WHAT YOU HAVE TO DO ->
Once the pictures are removed, restate the data below word for word.

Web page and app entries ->
----

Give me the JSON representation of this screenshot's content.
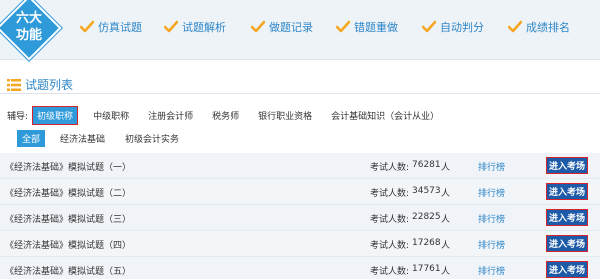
{
  "badge": {
    "line1": "六大",
    "line2": "功能"
  },
  "features": [
    {
      "label": "仿真试题",
      "icon": "check-icon"
    },
    {
      "label": "试题解析",
      "icon": "check-icon"
    },
    {
      "label": "做题记录",
      "icon": "check-icon"
    },
    {
      "label": "错题重做",
      "icon": "check-icon"
    },
    {
      "label": "自动判分",
      "icon": "check-icon"
    },
    {
      "label": "成绩排名",
      "icon": "check-icon"
    }
  ],
  "section": {
    "title": "试题列表",
    "icon": "list-icon"
  },
  "filter": {
    "label": "辅导:",
    "chips": [
      "初级职称",
      "中级职称",
      "注册会计师",
      "税务师",
      "银行职业资格",
      "会计基础知识（会计从业）"
    ]
  },
  "subtabs": [
    "全部",
    "经济法基础",
    "初级会计实务"
  ],
  "exams": [
    {
      "title": "《经济法基础》模拟试题（一）",
      "count_label": "考试人数:",
      "count": "76281",
      "unit": "人",
      "rank": "排行榜",
      "enter": "进入考场"
    },
    {
      "title": "《经济法基础》模拟试题（二）",
      "count_label": "考试人数:",
      "count": "34573",
      "unit": "人",
      "rank": "排行榜",
      "enter": "进入考场"
    },
    {
      "title": "《经济法基础》模拟试题（三）",
      "count_label": "考试人数:",
      "count": "22825",
      "unit": "人",
      "rank": "排行榜",
      "enter": "进入考场"
    },
    {
      "title": "《经济法基础》模拟试题（四）",
      "count_label": "考试人数:",
      "count": "17268",
      "unit": "人",
      "rank": "排行榜",
      "enter": "进入考场"
    },
    {
      "title": "《经济法基础》模拟试题（五）",
      "count_label": "考试人数:",
      "count": "17761",
      "unit": "人",
      "rank": "排行榜",
      "enter": "进入考场"
    }
  ],
  "colors": {
    "accent": "#2f9ad9",
    "link": "#2e86c8",
    "check": "#f5a623",
    "button": "#1d5aa8",
    "highlight_border": "#d9232b"
  }
}
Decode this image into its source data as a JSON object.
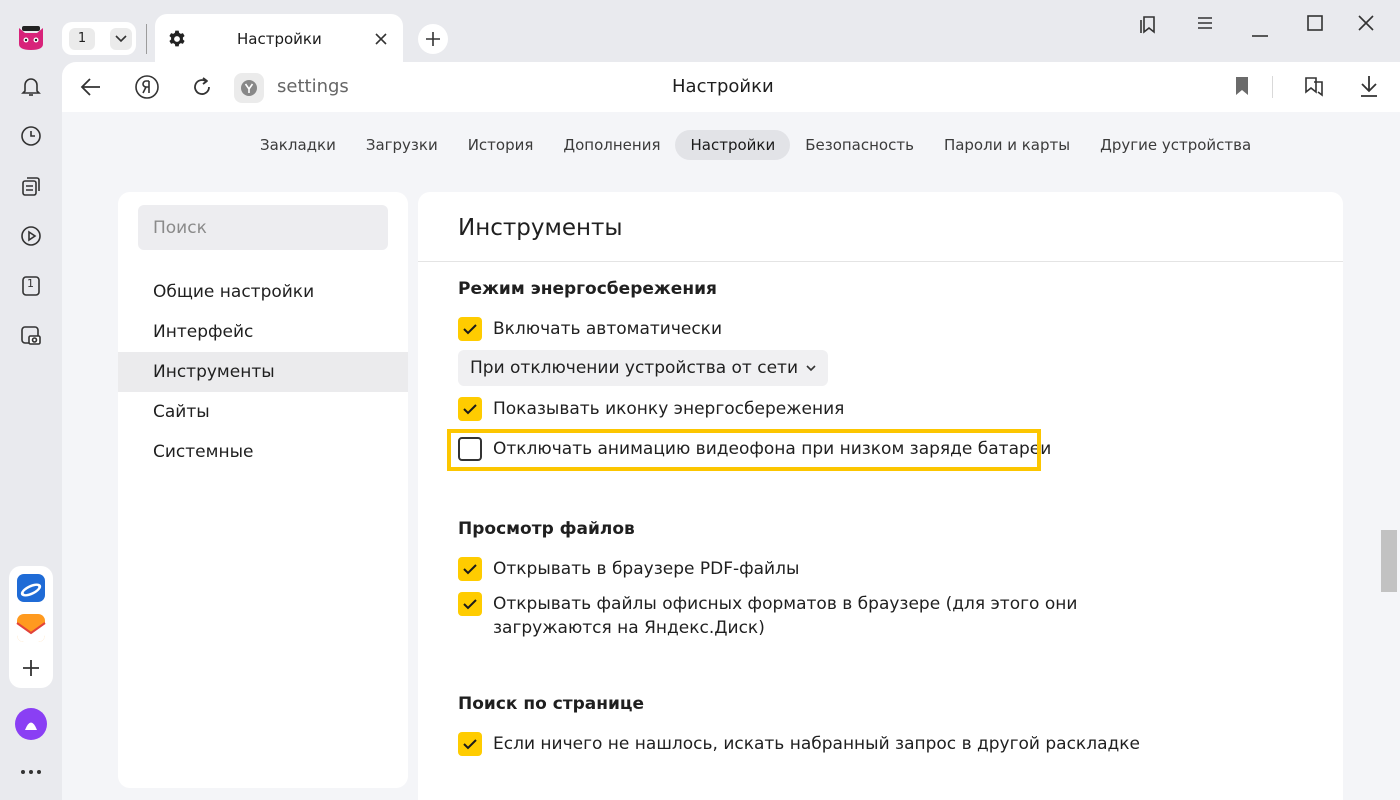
{
  "colors": {
    "accent": "#ffcc00",
    "highlight": "#fcc600",
    "alice": "#8a3ff4"
  },
  "tabs": {
    "count": "1",
    "active_title": "Настройки"
  },
  "omnibox": {
    "url": "settings",
    "page_title": "Настройки"
  },
  "nav": {
    "items": [
      {
        "label": "Закладки"
      },
      {
        "label": "Загрузки"
      },
      {
        "label": "История"
      },
      {
        "label": "Дополнения"
      },
      {
        "label": "Настройки"
      },
      {
        "label": "Безопасность"
      },
      {
        "label": "Пароли и карты"
      },
      {
        "label": "Другие устройства"
      }
    ],
    "active": "Настройки"
  },
  "sidebar": {
    "search_placeholder": "Поиск",
    "items": [
      {
        "label": "Общие настройки"
      },
      {
        "label": "Интерфейс"
      },
      {
        "label": "Инструменты"
      },
      {
        "label": "Сайты"
      },
      {
        "label": "Системные"
      }
    ],
    "active": "Инструменты",
    "rail_tab_counter": "1"
  },
  "main": {
    "title": "Инструменты",
    "sections": [
      {
        "title": "Режим энергосбережения",
        "options": [
          {
            "label": "Включать автоматически",
            "checked": true
          },
          {
            "label": "Показывать иконку энергосбережения",
            "checked": true
          },
          {
            "label": "Отключать анимацию видеофона при низком заряде батареи",
            "checked": false
          }
        ],
        "dropdown_value": "При отключении устройства от сети"
      },
      {
        "title": "Просмотр файлов",
        "options": [
          {
            "label": "Открывать в браузере PDF-файлы",
            "checked": true
          },
          {
            "label": "Открывать файлы офисных форматов в браузере (для этого они загружаются на Яндекс.Диск)",
            "checked": true
          }
        ]
      },
      {
        "title": "Поиск по странице",
        "options": [
          {
            "label": "Если ничего не нашлось, искать набранный запрос в другой раскладке",
            "checked": true
          }
        ]
      }
    ]
  },
  "icons": [
    "cat-avatar-icon",
    "bell-icon",
    "clock-icon",
    "collections-icon",
    "play-icon",
    "tab-counter-icon",
    "screenshot-icon",
    "disk-icon",
    "mail-icon",
    "plus-icon",
    "alice-icon",
    "more-icon",
    "gear-icon",
    "close-icon",
    "back-icon",
    "yandex-icon",
    "reload-icon",
    "site-icon",
    "bookmark-icon",
    "bookmarks-panel-icon",
    "menu-icon",
    "minimize-icon",
    "maximize-icon",
    "close-window-icon",
    "protect-icon",
    "download-icon",
    "chevron-down-icon",
    "checkmark-icon"
  ]
}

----

OUTPUT BELOW ->
Give me the JSON representation of this screenshot's content.
{
  "badge": {
    "line1": "六大",
    "line2": "功能"
  },
  "features": [
    {
      "label": "仿真试题",
      "icon": "check-icon"
    },
    {
      "label": "试题解析",
      "icon": "check-icon"
    },
    {
      "label": "做题记录",
      "icon": "check-icon"
    },
    {
      "label": "错题重做",
      "icon": "check-icon"
    },
    {
      "label": "自动判分",
      "icon": "check-icon"
    },
    {
      "label": "成绩排名",
      "icon": "check-icon"
    }
  ],
  "section": {
    "title": "试题列表",
    "icon": "list-icon"
  },
  "filter": {
    "label": "辅导:",
    "chips": [
      "初级职称",
      "中级职称",
      "注册会计师",
      "税务师",
      "银行职业资格",
      "会计基础知识（会计从业）"
    ]
  },
  "subtabs": [
    "全部",
    "经济法基础",
    "初级会计实务"
  ],
  "exams": [
    {
      "title": "《经济法基础》模拟试题（一）",
      "count_label": "考试人数:",
      "count": "76281",
      "unit": "人",
      "rank": "排行榜",
      "enter": "进入考场"
    },
    {
      "title": "《经济法基础》模拟试题（二）",
      "count_label": "考试人数:",
      "count": "34573",
      "unit": "人",
      "rank": "排行榜",
      "enter": "进入考场"
    },
    {
      "title": "《经济法基础》模拟试题（三）",
      "count_label": "考试人数:",
      "count": "22825",
      "unit": "人",
      "rank": "排行榜",
      "enter": "进入考场"
    },
    {
      "title": "《经济法基础》模拟试题（四）",
      "count_label": "考试人数:",
      "count": "17268",
      "unit": "人",
      "rank": "排行榜",
      "enter": "进入考场"
    },
    {
      "title": "《经济法基础》模拟试题（五）",
      "count_label": "考试人数:",
      "count": "17761",
      "unit": "人",
      "rank": "排行榜",
      "enter": "进入考场"
    }
  ],
  "colors": {
    "accent": "#2f9ad9",
    "link": "#2e86c8",
    "check": "#f5a623",
    "button": "#1d5aa8",
    "highlight_border": "#d9232b"
  }
}
Decode this image into its source data as a JSON object.
{
  "colors": {
    "accent": "#ffcc00",
    "highlight": "#fcc600",
    "alice": "#8a3ff4"
  },
  "tabs": {
    "count": "1",
    "active_title": "Настройки"
  },
  "omnibox": {
    "url": "settings",
    "page_title": "Настройки"
  },
  "nav": {
    "items": [
      {
        "label": "Закладки"
      },
      {
        "label": "Загрузки"
      },
      {
        "label": "История"
      },
      {
        "label": "Дополнения"
      },
      {
        "label": "Настройки"
      },
      {
        "label": "Безопасность"
      },
      {
        "label": "Пароли и карты"
      },
      {
        "label": "Другие устройства"
      }
    ],
    "active": "Настройки"
  },
  "sidebar": {
    "search_placeholder": "Поиск",
    "items": [
      {
        "label": "Общие настройки"
      },
      {
        "label": "Интерфейс"
      },
      {
        "label": "Инструменты"
      },
      {
        "label": "Сайты"
      },
      {
        "label": "Системные"
      }
    ],
    "active": "Инструменты",
    "rail_tab_counter": "1"
  },
  "main": {
    "title": "Инструменты",
    "sections": [
      {
        "title": "Режим энергосбережения",
        "options": [
          {
            "label": "Включать автоматически",
            "checked": true
          },
          {
            "label": "Показывать иконку энергосбережения",
            "checked": true
          },
          {
            "label": "Отключать анимацию видеофона при низком заряде батареи",
            "checked": false
          }
        ],
        "dropdown_value": "При отключении устройства от сети"
      },
      {
        "title": "Просмотр файлов",
        "options": [
          {
            "label": "Открывать в браузере PDF-файлы",
            "checked": true
          },
          {
            "label": "Открывать файлы офисных форматов в браузере (для этого они загружаются на Яндекс.Диск)",
            "checked": true
          }
        ]
      },
      {
        "title": "Поиск по странице",
        "options": [
          {
            "label": "Если ничего не нашлось, искать набранный запрос в другой раскладке",
            "checked": true
          }
        ]
      }
    ]
  },
  "icons": [
    "cat-avatar-icon",
    "bell-icon",
    "clock-icon",
    "collections-icon",
    "play-icon",
    "tab-counter-icon",
    "screenshot-icon",
    "disk-icon",
    "mail-icon",
    "plus-icon",
    "alice-icon",
    "more-icon",
    "gear-icon",
    "close-icon",
    "back-icon",
    "yandex-icon",
    "reload-icon",
    "site-icon",
    "bookmark-icon",
    "bookmarks-panel-icon",
    "menu-icon",
    "minimize-icon",
    "maximize-icon",
    "close-window-icon",
    "protect-icon",
    "download-icon",
    "chevron-down-icon",
    "checkmark-icon"
  ]
}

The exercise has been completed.